**DATASET RECORDS:**
▬▬▬▬▬▬▬▬▬▬

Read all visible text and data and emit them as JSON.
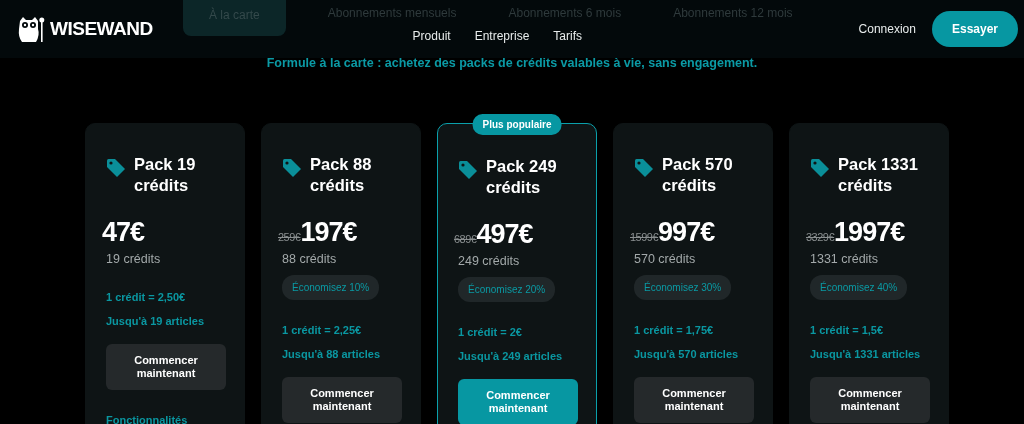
{
  "header": {
    "logo": "WISEWAND",
    "nav": [
      "Produit",
      "Entreprise",
      "Tarifs"
    ],
    "login": "Connexion",
    "cta": "Essayer"
  },
  "period_tabs": [
    {
      "label": "À la carte",
      "selected": true
    },
    {
      "label": "Abonnements mensuels",
      "selected": false
    },
    {
      "label": "Abonnements 6 mois",
      "selected": false
    },
    {
      "label": "Abonnements 12 mois",
      "selected": false
    }
  ],
  "subtitle": "Formule à la carte : achetez des packs de crédits valables à vie, sans engagement.",
  "packs": [
    {
      "title": "Pack 19 crédits",
      "price": "47€",
      "credits": "19 crédits",
      "per_credit": "1 crédit = 2,50€",
      "articles": "Jusqu'à 19 articles",
      "button": "Commencer maintenant",
      "featured": false,
      "features_heading": "Fonctionnalités"
    },
    {
      "title": "Pack 88 crédits",
      "old_price": "259€",
      "price": "197€",
      "credits": "88 crédits",
      "savings": "Économisez 10%",
      "per_credit": "1 crédit = 2,25€",
      "articles": "Jusqu'à 88 articles",
      "button": "Commencer maintenant",
      "featured": false
    },
    {
      "title": "Pack 249 crédits",
      "badge": "Plus populaire",
      "old_price": "689€",
      "price": "497€",
      "credits": "249 crédits",
      "savings": "Économisez 20%",
      "per_credit": "1 crédit = 2€",
      "articles": "Jusqu'à 249 articles",
      "button": "Commencer maintenant",
      "featured": true
    },
    {
      "title": "Pack 570 crédits",
      "old_price": "1599€",
      "price": "997€",
      "credits": "570 crédits",
      "savings": "Économisez 30%",
      "per_credit": "1 crédit = 1,75€",
      "articles": "Jusqu'à 570 articles",
      "button": "Commencer maintenant",
      "featured": false
    },
    {
      "title": "Pack 1331 crédits",
      "old_price": "3329€",
      "price": "1997€",
      "credits": "1331 crédits",
      "savings": "Économisez 40%",
      "per_credit": "1 crédit = 1,5€",
      "articles": "Jusqu'à 1331 articles",
      "button": "Commencer maintenant",
      "featured": false
    }
  ]
}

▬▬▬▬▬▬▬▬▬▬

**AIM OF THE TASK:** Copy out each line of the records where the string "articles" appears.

**ANSWER SECTION:**
      "articles": "Jusqu'à 19 articles",
      "articles": "Jusqu'à 88 articles",
      "articles": "Jusqu'à 249 articles",
      "articles": "Jusqu'à 570 articles",
      "articles": "Jusqu'à 1331 articles",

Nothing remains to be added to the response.